What you have to do: Among the lines below, which ones contain the word "Participants"? Copy every such line.

***** Record excerpts *****

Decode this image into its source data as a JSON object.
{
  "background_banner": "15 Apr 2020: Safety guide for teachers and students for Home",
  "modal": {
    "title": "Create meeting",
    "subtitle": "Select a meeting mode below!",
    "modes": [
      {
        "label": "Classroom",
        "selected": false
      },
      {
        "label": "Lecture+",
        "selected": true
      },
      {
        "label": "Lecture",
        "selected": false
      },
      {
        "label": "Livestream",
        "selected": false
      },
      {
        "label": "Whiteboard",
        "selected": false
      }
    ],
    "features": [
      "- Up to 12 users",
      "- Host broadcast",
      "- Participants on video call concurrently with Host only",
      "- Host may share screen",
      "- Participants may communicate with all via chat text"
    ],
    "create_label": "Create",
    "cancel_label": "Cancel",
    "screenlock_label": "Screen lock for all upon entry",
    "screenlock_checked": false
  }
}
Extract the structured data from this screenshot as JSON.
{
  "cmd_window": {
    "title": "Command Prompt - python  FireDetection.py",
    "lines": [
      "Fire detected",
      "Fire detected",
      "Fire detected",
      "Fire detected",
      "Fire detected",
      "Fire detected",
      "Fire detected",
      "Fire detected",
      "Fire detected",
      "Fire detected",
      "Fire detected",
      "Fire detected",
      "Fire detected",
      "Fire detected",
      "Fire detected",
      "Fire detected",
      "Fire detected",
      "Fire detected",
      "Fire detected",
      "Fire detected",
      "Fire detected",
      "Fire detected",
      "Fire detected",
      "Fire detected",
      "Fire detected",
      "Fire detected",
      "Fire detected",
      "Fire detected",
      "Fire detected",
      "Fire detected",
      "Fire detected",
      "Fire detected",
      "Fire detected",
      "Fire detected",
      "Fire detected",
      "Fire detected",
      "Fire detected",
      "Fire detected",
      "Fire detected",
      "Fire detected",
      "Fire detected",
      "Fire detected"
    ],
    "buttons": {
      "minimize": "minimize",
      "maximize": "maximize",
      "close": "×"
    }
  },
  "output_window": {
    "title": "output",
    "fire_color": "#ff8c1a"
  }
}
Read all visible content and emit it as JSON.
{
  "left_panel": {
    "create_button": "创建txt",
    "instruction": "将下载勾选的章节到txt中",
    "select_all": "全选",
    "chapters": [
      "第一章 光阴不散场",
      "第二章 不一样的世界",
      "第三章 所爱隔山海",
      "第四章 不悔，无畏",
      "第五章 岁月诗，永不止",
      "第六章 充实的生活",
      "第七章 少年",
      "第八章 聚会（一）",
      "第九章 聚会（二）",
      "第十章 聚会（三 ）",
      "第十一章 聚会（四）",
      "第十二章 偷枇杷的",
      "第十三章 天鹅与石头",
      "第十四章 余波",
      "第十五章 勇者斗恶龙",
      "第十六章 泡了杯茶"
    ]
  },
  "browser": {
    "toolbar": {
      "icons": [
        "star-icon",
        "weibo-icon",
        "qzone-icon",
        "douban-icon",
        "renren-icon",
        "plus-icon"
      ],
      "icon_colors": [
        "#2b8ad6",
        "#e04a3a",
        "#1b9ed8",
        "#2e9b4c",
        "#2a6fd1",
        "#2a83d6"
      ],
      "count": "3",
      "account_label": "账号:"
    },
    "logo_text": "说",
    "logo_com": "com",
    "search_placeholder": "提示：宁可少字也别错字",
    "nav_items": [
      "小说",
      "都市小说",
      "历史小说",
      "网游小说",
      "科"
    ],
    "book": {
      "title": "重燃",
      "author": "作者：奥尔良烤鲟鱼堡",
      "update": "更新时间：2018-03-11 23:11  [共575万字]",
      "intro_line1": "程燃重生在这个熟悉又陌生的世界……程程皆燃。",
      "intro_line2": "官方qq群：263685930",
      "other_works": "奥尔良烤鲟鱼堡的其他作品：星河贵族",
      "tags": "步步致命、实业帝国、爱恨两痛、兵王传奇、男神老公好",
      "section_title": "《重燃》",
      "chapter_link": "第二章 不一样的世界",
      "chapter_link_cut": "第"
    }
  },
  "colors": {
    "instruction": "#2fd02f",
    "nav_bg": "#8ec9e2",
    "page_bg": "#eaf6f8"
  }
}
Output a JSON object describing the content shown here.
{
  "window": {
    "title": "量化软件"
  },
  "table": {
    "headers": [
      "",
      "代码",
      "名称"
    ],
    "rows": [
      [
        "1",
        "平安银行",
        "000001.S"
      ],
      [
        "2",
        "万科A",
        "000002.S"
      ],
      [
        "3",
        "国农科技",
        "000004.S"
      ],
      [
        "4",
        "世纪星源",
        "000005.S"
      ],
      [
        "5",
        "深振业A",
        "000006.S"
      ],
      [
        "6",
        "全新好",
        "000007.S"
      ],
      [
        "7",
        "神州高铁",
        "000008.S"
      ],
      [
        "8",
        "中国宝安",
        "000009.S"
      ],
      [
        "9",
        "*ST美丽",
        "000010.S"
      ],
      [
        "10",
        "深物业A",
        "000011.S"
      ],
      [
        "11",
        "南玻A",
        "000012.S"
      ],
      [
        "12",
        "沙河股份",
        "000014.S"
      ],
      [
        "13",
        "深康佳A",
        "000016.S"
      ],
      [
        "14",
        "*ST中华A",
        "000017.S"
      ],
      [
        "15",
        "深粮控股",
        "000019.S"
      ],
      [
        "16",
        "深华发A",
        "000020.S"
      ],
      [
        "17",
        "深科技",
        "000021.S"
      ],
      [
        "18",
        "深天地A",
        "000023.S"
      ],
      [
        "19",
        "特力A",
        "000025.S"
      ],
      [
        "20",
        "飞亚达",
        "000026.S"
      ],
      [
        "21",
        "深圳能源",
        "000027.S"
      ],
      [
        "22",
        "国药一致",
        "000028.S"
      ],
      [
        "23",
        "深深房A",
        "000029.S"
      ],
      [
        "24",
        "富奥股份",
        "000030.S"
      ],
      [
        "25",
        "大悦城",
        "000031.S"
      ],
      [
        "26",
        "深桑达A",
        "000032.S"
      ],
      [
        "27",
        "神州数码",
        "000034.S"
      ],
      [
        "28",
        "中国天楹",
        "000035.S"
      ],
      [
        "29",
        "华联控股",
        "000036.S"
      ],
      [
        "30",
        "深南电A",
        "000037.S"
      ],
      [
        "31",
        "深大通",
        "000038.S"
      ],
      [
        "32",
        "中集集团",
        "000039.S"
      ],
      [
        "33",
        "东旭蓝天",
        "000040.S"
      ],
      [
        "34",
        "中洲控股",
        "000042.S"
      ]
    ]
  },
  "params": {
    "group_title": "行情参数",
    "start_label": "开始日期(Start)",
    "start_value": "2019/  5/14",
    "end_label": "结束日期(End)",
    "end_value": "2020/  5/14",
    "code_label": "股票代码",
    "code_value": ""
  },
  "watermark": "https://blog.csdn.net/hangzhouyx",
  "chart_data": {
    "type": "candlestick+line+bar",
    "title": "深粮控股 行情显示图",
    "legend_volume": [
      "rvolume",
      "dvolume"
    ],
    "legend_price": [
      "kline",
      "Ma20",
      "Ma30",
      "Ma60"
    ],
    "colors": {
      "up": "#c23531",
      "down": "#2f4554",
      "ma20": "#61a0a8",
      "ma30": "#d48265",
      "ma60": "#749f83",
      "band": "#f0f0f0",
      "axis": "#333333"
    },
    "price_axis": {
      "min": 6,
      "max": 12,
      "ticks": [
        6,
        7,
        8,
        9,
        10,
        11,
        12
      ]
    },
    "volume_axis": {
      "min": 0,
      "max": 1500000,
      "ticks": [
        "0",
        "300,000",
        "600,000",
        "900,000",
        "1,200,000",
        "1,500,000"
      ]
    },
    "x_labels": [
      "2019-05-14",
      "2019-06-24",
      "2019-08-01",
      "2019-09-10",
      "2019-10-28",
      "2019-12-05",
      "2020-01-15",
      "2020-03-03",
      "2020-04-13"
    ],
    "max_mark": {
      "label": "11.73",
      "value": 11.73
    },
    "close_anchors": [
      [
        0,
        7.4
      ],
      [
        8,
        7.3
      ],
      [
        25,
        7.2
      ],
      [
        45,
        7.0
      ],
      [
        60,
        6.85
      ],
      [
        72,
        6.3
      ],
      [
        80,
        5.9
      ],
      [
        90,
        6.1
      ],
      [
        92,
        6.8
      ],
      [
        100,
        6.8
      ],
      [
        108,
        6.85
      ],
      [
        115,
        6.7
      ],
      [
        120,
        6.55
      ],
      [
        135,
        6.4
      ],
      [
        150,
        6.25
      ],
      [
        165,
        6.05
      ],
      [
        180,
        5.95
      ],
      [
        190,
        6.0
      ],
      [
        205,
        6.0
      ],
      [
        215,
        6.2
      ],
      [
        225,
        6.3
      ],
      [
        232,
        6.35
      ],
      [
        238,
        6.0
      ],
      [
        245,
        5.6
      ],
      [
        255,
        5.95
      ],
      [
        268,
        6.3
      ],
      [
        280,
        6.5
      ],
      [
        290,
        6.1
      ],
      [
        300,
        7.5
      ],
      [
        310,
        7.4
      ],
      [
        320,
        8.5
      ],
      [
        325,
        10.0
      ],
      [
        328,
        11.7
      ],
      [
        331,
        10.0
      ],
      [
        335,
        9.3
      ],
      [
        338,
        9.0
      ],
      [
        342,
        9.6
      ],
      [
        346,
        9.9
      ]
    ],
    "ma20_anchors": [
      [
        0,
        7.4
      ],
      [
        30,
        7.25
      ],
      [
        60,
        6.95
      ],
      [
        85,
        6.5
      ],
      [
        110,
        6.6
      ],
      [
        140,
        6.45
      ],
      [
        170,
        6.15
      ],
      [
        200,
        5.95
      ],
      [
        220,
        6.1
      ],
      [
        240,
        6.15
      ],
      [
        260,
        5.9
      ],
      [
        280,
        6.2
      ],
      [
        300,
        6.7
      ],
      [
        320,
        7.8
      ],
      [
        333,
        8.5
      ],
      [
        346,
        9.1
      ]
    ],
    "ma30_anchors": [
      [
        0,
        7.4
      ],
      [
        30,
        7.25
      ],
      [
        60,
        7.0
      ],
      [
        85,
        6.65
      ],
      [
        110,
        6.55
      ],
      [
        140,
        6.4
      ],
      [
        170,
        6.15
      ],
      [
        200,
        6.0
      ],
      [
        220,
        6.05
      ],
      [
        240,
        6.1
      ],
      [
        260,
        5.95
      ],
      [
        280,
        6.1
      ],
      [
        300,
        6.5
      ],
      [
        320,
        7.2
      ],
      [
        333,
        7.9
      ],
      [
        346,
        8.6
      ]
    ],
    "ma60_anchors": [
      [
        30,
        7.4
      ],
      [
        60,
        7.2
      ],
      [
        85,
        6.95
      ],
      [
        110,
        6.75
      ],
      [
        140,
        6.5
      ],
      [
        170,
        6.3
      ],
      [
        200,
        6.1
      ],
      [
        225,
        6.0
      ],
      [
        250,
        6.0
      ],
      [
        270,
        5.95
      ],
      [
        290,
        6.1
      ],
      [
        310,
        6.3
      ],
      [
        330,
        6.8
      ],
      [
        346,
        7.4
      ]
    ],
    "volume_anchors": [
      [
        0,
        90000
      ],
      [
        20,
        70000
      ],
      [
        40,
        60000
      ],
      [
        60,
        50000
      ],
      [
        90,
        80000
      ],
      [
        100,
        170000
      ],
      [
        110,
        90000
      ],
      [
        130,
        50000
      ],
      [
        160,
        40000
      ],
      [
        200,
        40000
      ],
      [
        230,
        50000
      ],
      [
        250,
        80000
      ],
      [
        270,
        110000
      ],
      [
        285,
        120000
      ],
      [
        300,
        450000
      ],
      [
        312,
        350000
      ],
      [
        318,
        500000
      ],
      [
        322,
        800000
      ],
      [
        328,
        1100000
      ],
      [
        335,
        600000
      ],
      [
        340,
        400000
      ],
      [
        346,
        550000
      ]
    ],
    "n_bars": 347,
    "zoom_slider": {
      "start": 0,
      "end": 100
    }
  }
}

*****

Result of the exercise:
      "- Participants on video call concurrently with Host only",
      "- Participants may communicate with all via chat text"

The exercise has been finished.